IT WORKED! The front wheel calmed down and the back wheel actually spun out well enough that I had some control. I went over the bridge and then eased the bike over to the now wider gravel shoulder and let it slow down on it's own all the while standing up and riding a bucking bronco. I got it stopped and wiped the sweat off my face. And then gagged.
Somewhere very near me was something DEAD.
I looked over the edge and saw what was left of a dead cow. A rotten dead cow. Some how I managed to get the kickstand down but could not move the bike from where it had stopped. So I took my pistol box and my ammo boxes and walked up the road for about 500 yards. WHEUU That was better. I can breath now. So I put my things down and stuck out my thumb.
I figured standing there in my Army uniform I should be able to get a ride pretty quick. And sure enough a station wagon with a little old man and a little old woman stopped. I thanked them and loaded my pistol box and the ammo boxes in and settled down in the back seat.
"Where are you going Soldier?" the man said.
"Just to the nearest telephone would be fine." I answered, "My motorcycle blew a tire."
The little old lady took a deep breath, and said in a hushed voice. "You are a 'Biker' Oh dear"
There was silence for a while. Then she asked in a small voice. "Did you have all those bags on the motorcycle?"
"Oh yes" I answered.
"Whats is in them?" she quivered.
"Guns and ammo." I replied
The gasp that she gave out sounded like they had blown a tire. The little old man was holding on the steering wheel like it was a life ring and I thought I heard him say "We don't want any trouble"
The ride got very quiet.
Much later the man tried to start a conversation. "I used to be in the Army, during WWII"
"My dad was too, that is why I joined the Army. I have much respect for you sir." I replied.
That seem to thaw the car interior a little and soon we were swamping Army Stories. By the time we got about 50 miles down the road and to a filling station we were comrades in arms. He even wanted to know what kinds of guns I had and the little old lady gave me some cookies.
At the phone booth I called my wife and told her to get the truck and a winch and the ramp and drive down Hwy 24 headed East of Sedalia and look for the Honda on the north side of the road. I would be somewhere up wind of it.
When I got out of the phone booth there set the little old man and the little old lady in their station wagon. "We heard you talking to your wife and figured you would need a ride back to your motorcycle." they both said.

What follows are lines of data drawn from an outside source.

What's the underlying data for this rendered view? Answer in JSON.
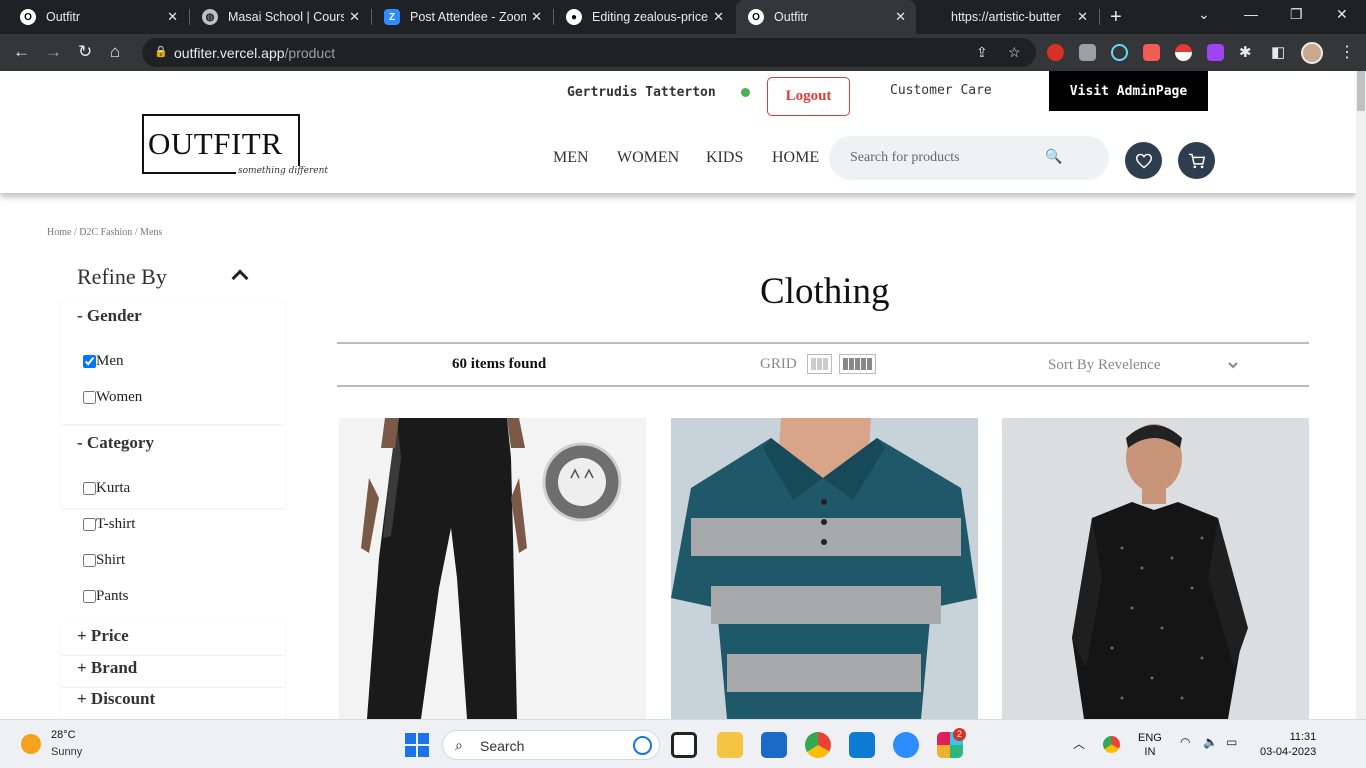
{
  "browser": {
    "tabs": [
      {
        "label": "Outfitr",
        "active": false
      },
      {
        "label": "Masai School | Course",
        "active": false
      },
      {
        "label": "Post Attendee - Zoom",
        "active": false
      },
      {
        "label": "Editing zealous-price-",
        "active": false
      },
      {
        "label": "Outfitr",
        "active": true
      },
      {
        "label": "https://artistic-butter",
        "active": false
      }
    ],
    "url_host": "outfiter.vercel.app",
    "url_path": "/product"
  },
  "header": {
    "logo_text": "OUTFITR",
    "logo_tagline": "something different",
    "username": "Gertrudis Tatterton",
    "logout_label": "Logout",
    "customer_care_label": "Customer Care",
    "admin_label": "Visit AdminPage",
    "nav": [
      "MEN",
      "WOMEN",
      "KIDS",
      "HOME"
    ],
    "search_placeholder": "Search for products"
  },
  "breadcrumb": "Home / D2C Fashion / Mens",
  "sidebar": {
    "title": "Refine By",
    "gender": {
      "heading": "- Gender",
      "options": [
        {
          "label": "Men",
          "checked": true
        },
        {
          "label": "Women",
          "checked": false
        }
      ]
    },
    "category": {
      "heading": "- Category",
      "options": [
        {
          "label": "Kurta",
          "checked": false
        },
        {
          "label": "T-shirt",
          "checked": false
        },
        {
          "label": "Shirt",
          "checked": false
        },
        {
          "label": "Pants",
          "checked": false
        }
      ]
    },
    "collapsed": [
      "+ Price",
      "+ Brand",
      "+ Discount"
    ]
  },
  "main": {
    "title": "Clothing",
    "items_found": "60 items found",
    "grid_label": "GRID",
    "sort_label": "Sort By Revelence",
    "products": [
      {
        "image": "black track pants with anti-static badge"
      },
      {
        "image": "teal and grey striped polo t-shirt"
      },
      {
        "image": "black embellished kurta"
      }
    ]
  },
  "taskbar": {
    "temperature": "28°C",
    "condition": "Sunny",
    "search_label": "Search",
    "lang_line1": "ENG",
    "lang_line2": "IN",
    "time": "11:31",
    "date": "03-04-2023",
    "slack_badge": "2"
  }
}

And back we went. And only in rural America could this happen. Yes I know there are a lot of nice people in the cities but in farm land the people are warm, considerate and wonderful.
Sarge the walking biker.